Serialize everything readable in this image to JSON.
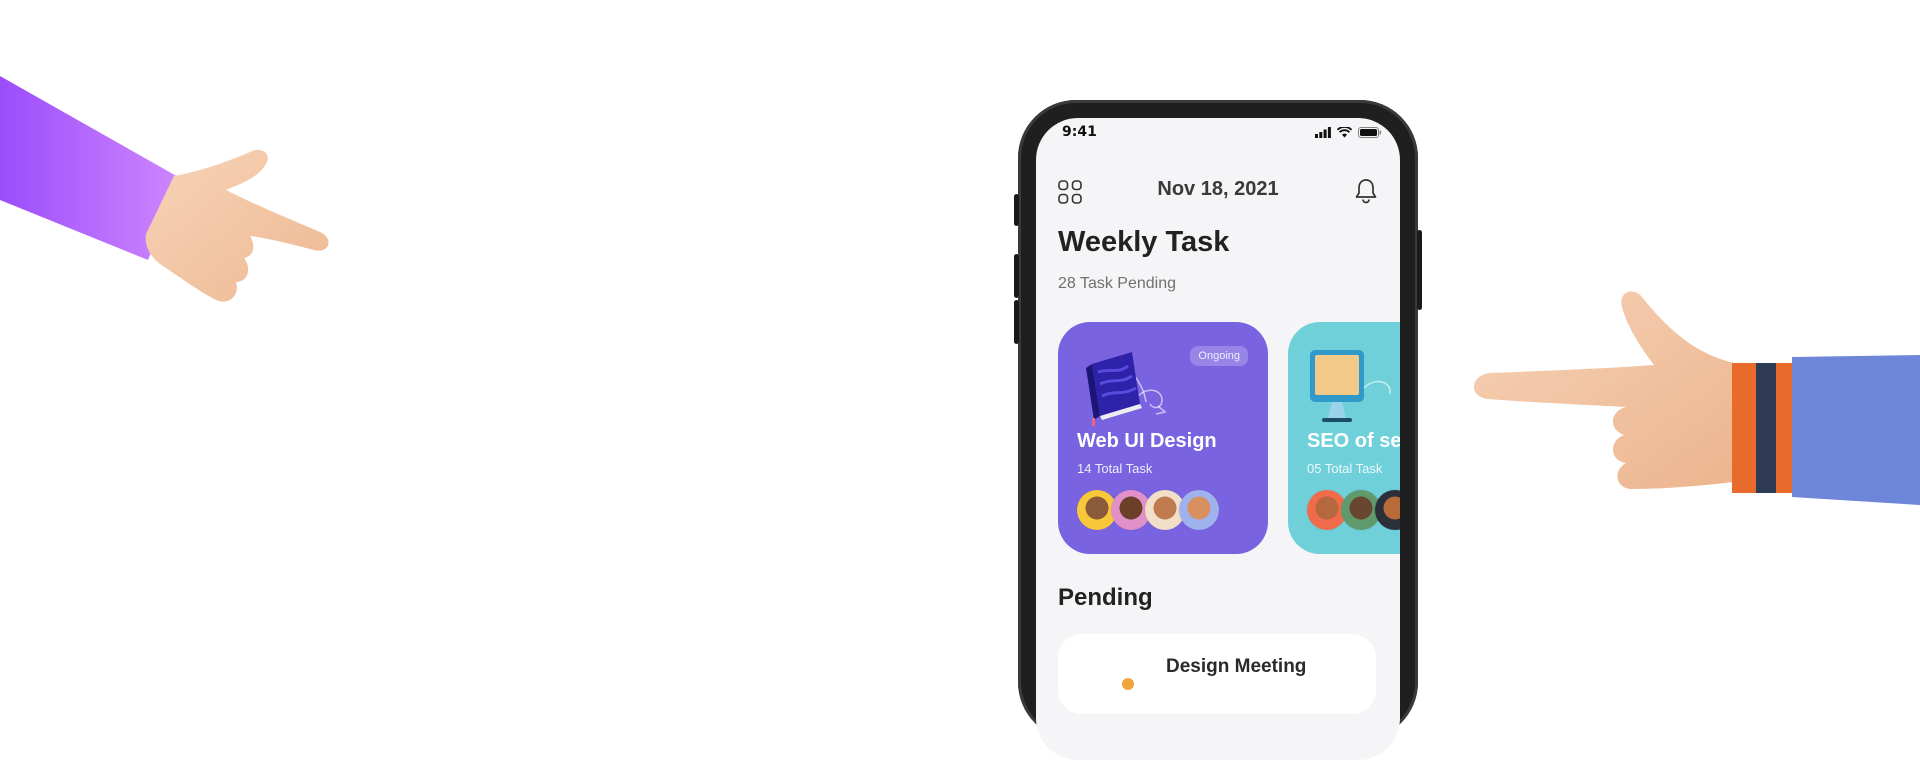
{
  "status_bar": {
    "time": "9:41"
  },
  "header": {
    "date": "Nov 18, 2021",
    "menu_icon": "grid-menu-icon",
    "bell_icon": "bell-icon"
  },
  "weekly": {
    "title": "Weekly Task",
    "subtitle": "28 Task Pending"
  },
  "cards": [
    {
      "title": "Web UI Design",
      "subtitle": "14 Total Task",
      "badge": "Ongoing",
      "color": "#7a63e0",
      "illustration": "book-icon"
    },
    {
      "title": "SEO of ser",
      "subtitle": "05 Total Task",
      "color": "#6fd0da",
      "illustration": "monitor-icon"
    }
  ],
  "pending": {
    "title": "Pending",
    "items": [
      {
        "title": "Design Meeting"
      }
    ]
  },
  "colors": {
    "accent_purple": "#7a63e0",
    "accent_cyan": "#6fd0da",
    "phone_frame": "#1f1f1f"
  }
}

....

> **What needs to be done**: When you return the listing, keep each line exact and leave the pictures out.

> **Output for this exercise**:
Serialize everything readable in this image to JSON.
{
  "status_bar": {
    "time": "9:41"
  },
  "header": {
    "date": "Nov 18, 2021",
    "menu_icon": "grid-menu-icon",
    "bell_icon": "bell-icon"
  },
  "weekly": {
    "title": "Weekly Task",
    "subtitle": "28 Task Pending"
  },
  "cards": [
    {
      "title": "Web UI Design",
      "subtitle": "14 Total Task",
      "badge": "Ongoing",
      "color": "#7a63e0",
      "illustration": "book-icon"
    },
    {
      "title": "SEO of ser",
      "subtitle": "05 Total Task",
      "color": "#6fd0da",
      "illustration": "monitor-icon"
    }
  ],
  "pending": {
    "title": "Pending",
    "items": [
      {
        "title": "Design Meeting"
      }
    ]
  },
  "colors": {
    "accent_purple": "#7a63e0",
    "accent_cyan": "#6fd0da",
    "phone_frame": "#1f1f1f"
  }
}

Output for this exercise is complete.